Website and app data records
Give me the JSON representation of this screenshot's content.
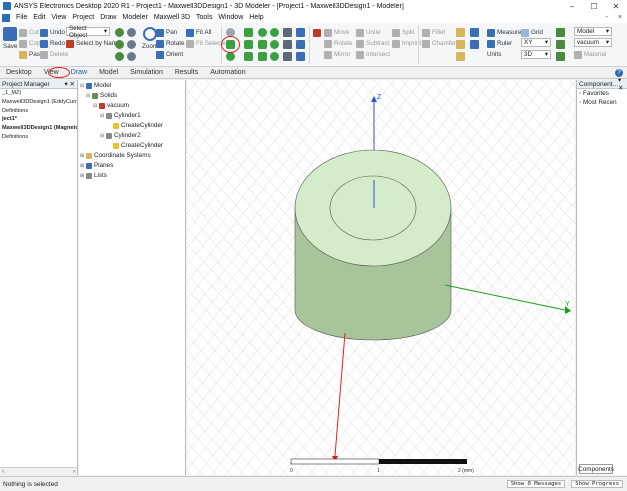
{
  "window": {
    "title": "ANSYS Electronics Desktop 2020 R1 - Project1 - Maxwell3DDesign1 - 3D Modeler - [Project1 - Maxwell3DDesign1 - Modeler]",
    "minimize": "–",
    "maximize": "☐",
    "close": "✕"
  },
  "menu": {
    "items": [
      "File",
      "Edit",
      "View",
      "Project",
      "Draw",
      "Modeler",
      "Maxwell 3D",
      "Tools",
      "Window",
      "Help"
    ],
    "right_min": "-",
    "right_close": "×"
  },
  "ribbon": {
    "save": "Save",
    "cut": "Cut",
    "copy": "Copy",
    "paste": "Paste",
    "undo": "Undo",
    "redo": "Redo",
    "delete": "Delete",
    "select_object": "Select Object",
    "select_by_name": "Select by Name",
    "zoom": "Zoom",
    "pan": "Pan",
    "rotate": "Rotate",
    "orient": "Orient",
    "fit_all": "Fit All",
    "fit_selected": "Fit Selected",
    "move": "Move",
    "rotate2": "Rotate",
    "mirror": "Mirror",
    "unite": "Unite",
    "subtract": "Subtract",
    "intersect": "Intersect",
    "split": "Split",
    "imprint": "Imprint",
    "fillet": "Fillet",
    "chamfer": "Chamfer",
    "measure": "Measure",
    "ruler": "Ruler",
    "units": "Units",
    "grid": "Grid",
    "plane": "XY",
    "dimension": "3D",
    "model": "Model",
    "material_value": "vacuum",
    "material": "Material"
  },
  "tabs": [
    "Desktop",
    "View",
    "Draw",
    "Model",
    "Simulation",
    "Results",
    "Automation"
  ],
  "active_tab": "Draw",
  "help_icon": "?",
  "project_manager": {
    "title": "Project Manager",
    "head_icons": "▾ ✕",
    "lines": [
      {
        "text": "_1_MZ)",
        "bold": false
      },
      {
        "text": "Maxwell3DDesign1 (EddyCurrent)",
        "bold": false
      },
      {
        "text": "Definitions",
        "bold": false
      },
      {
        "text": "ject1*",
        "bold": true
      },
      {
        "text": "Maxwell3DDesign1 (Magnetostatic)",
        "bold": true
      },
      {
        "text": "Definitions",
        "bold": false
      }
    ],
    "scroll_left": "‹",
    "scroll_right": "›"
  },
  "model_tree": {
    "model": "Model",
    "solids": "Solids",
    "vacuum": "vacuum",
    "cylinder1": "Cylinder1",
    "create1": "CreateCylinder",
    "cylinder2": "Cylinder2",
    "create2": "CreateCylinder",
    "coord": "Coordinate Systems",
    "planes": "Planes",
    "lists": "Lists"
  },
  "viewport": {
    "axis_z": "Z",
    "axis_y": "Y",
    "scale_labels": [
      "0",
      "1",
      "2 (mm)"
    ],
    "colors": {
      "cylinder_top": "#d4ecca",
      "cylinder_side": "#a8c49a",
      "grid": "#d8d8d8",
      "axis_z": "#2a55d6",
      "axis_y": "#19a019",
      "axis_x": "#e02020"
    }
  },
  "components": {
    "title": "Component...",
    "head_icons": "▾ ✕",
    "items": [
      "Favorites",
      "Most Recen"
    ],
    "tab": "Components"
  },
  "status": {
    "text": "Nothing is selected",
    "messages": "Show 0 Messages",
    "progress": "Show Progress"
  }
}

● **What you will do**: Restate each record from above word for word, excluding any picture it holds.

● **Your solution**:
Give me the JSON representation of this screenshot's content.
{
  "window": {
    "title": "ANSYS Electronics Desktop 2020 R1 - Project1 - Maxwell3DDesign1 - 3D Modeler - [Project1 - Maxwell3DDesign1 - Modeler]",
    "minimize": "–",
    "maximize": "☐",
    "close": "✕"
  },
  "menu": {
    "items": [
      "File",
      "Edit",
      "View",
      "Project",
      "Draw",
      "Modeler",
      "Maxwell 3D",
      "Tools",
      "Window",
      "Help"
    ],
    "right_min": "-",
    "right_close": "×"
  },
  "ribbon": {
    "save": "Save",
    "cut": "Cut",
    "copy": "Copy",
    "paste": "Paste",
    "undo": "Undo",
    "redo": "Redo",
    "delete": "Delete",
    "select_object": "Select Object",
    "select_by_name": "Select by Name",
    "zoom": "Zoom",
    "pan": "Pan",
    "rotate": "Rotate",
    "orient": "Orient",
    "fit_all": "Fit All",
    "fit_selected": "Fit Selected",
    "move": "Move",
    "rotate2": "Rotate",
    "mirror": "Mirror",
    "unite": "Unite",
    "subtract": "Subtract",
    "intersect": "Intersect",
    "split": "Split",
    "imprint": "Imprint",
    "fillet": "Fillet",
    "chamfer": "Chamfer",
    "measure": "Measure",
    "ruler": "Ruler",
    "units": "Units",
    "grid": "Grid",
    "plane": "XY",
    "dimension": "3D",
    "model": "Model",
    "material_value": "vacuum",
    "material": "Material"
  },
  "tabs": [
    "Desktop",
    "View",
    "Draw",
    "Model",
    "Simulation",
    "Results",
    "Automation"
  ],
  "active_tab": "Draw",
  "help_icon": "?",
  "project_manager": {
    "title": "Project Manager",
    "head_icons": "▾ ✕",
    "lines": [
      {
        "text": "_1_MZ)",
        "bold": false
      },
      {
        "text": "Maxwell3DDesign1 (EddyCurrent)",
        "bold": false
      },
      {
        "text": "Definitions",
        "bold": false
      },
      {
        "text": "ject1*",
        "bold": true
      },
      {
        "text": "Maxwell3DDesign1 (Magnetostatic)",
        "bold": true
      },
      {
        "text": "Definitions",
        "bold": false
      }
    ],
    "scroll_left": "‹",
    "scroll_right": "›"
  },
  "model_tree": {
    "model": "Model",
    "solids": "Solids",
    "vacuum": "vacuum",
    "cylinder1": "Cylinder1",
    "create1": "CreateCylinder",
    "cylinder2": "Cylinder2",
    "create2": "CreateCylinder",
    "coord": "Coordinate Systems",
    "planes": "Planes",
    "lists": "Lists"
  },
  "viewport": {
    "axis_z": "Z",
    "axis_y": "Y",
    "scale_labels": [
      "0",
      "1",
      "2 (mm)"
    ],
    "colors": {
      "cylinder_top": "#d4ecca",
      "cylinder_side": "#a8c49a",
      "grid": "#d8d8d8",
      "axis_z": "#2a55d6",
      "axis_y": "#19a019",
      "axis_x": "#e02020"
    }
  },
  "components": {
    "title": "Component...",
    "head_icons": "▾ ✕",
    "items": [
      "Favorites",
      "Most Recen"
    ],
    "tab": "Components"
  },
  "status": {
    "text": "Nothing is selected",
    "messages": "Show 0 Messages",
    "progress": "Show Progress"
  }
}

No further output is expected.